Fun review of the Apple Watch by Craig Mod:
It is on my wrist. Do I wish it to be? Not really. Did I crave it? No. Well, maybe a little. I am human. And it is new. And it contains media. And itself may be new media. And it is good to know about these things. So it is on my wrist. This thing, black like crude oil upon Daniel Day Lewis’ brow. Quiet until it pings, so gently, like a sound from the future, bringing only a message to stand up you lazy man.
I’ll eventually have a strong(er) desire for a thing. A thing for my wrist.
But not yet.
It needs to justify its existence no more than any other watch — mechanical or electronic — ever made.
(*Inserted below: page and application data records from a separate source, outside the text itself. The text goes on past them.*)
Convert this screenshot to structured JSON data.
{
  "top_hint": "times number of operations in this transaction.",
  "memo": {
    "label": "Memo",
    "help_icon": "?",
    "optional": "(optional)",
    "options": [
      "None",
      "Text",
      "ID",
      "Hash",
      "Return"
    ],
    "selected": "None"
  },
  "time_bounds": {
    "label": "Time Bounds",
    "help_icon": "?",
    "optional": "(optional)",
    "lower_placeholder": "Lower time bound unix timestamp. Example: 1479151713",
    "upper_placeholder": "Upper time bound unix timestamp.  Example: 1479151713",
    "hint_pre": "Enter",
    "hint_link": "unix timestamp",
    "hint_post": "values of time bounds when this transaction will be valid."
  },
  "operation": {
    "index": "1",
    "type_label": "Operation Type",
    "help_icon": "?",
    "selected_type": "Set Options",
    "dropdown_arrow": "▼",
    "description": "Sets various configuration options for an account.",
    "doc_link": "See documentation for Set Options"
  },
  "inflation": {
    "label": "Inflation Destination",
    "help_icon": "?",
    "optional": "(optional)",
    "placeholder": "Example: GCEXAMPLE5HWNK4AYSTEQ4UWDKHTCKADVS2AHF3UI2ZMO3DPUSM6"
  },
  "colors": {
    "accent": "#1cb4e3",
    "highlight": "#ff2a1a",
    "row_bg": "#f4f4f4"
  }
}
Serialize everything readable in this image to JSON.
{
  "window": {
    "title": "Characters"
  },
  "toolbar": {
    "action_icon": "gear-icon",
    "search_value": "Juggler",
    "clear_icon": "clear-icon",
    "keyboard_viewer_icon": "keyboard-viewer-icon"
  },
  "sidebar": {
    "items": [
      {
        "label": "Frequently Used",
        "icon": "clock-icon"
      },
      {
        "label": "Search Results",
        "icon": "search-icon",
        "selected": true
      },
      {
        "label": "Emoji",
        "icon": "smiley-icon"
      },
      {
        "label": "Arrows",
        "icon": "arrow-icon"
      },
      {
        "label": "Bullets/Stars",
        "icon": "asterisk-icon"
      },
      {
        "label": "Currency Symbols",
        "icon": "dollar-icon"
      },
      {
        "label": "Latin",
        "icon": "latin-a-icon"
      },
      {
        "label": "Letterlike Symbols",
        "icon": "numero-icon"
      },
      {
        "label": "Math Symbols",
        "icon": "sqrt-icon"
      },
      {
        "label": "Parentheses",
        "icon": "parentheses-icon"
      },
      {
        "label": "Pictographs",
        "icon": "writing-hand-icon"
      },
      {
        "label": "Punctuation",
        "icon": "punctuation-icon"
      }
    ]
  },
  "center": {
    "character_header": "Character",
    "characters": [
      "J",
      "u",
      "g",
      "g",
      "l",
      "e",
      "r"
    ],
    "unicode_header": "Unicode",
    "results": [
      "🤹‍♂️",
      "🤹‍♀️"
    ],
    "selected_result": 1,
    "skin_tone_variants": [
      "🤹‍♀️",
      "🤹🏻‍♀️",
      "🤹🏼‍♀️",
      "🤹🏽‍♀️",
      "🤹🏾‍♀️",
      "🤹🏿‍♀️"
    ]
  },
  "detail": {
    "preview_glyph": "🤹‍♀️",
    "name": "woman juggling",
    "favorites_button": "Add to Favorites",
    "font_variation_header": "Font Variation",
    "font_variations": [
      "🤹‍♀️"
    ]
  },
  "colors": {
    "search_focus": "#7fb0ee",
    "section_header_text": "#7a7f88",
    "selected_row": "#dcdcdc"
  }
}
Of course you don’t need it. No one, not one person on the face of the earth, needs any $400 watch, Apple Watch or otherwise.
The right question is simply “Do you want one?”
It’s about desire, not necessity. Convenience, fun, and style are not needs. They’re wants. And people will gladly pay for what they want. The iPad faced similar misguided criticism. How many times did you hear or read someone say of the iPad, “Why would anyone who already has a phone and a laptop need an iPad?” That was the wrong question, because almost no one needed an iPad. The right question was “Why would someone who has a phone and laptop also want an iPad?”
The emotional and style aspects of the Apple Watch are the things many tech nerds and engineers just don’t get.
Dan Frommer on Apple Watch notifications:
I was expecting to be more annoyed by notifications.
It turns out that I’ve already done a good job turning off most in-app notifications—I haven’t been bothered at all by them.
Exactly as I said a few weeks ago, we are in charge of our gadgets, not the other way around.
I always enjoy listening to Jony Ive talk.
Little man, I give the watch to you.
“I can feel Van Patten and Bryce admiring the Apple Watch. Then Van Patten tells me Paul Allen has one. He says the yellow gold suits Allen’s coloring. I start to sweat.”
I’m trying to enjoy my new Apple Watch Edition but Evelyn, my so-called fiancée, keeps buzzing me with Facebook messages. Something about Terry Richardson.
I focus on the black leather, the 18-carat yellow gold, the way it looks on my tanned wrist. I appreciate that it is wipe clean. I ask Siri to dictate a message: Paul Allen is out of town for a few days. Siri, I say, play Sussudio.
I live in New York by Gehry on 8 Spruce Street on the 35th floor. My name is Patrick Bateman. I’m 27 years old. I believe in taking care of myself, a balanced diet and a rigorous exercise routine.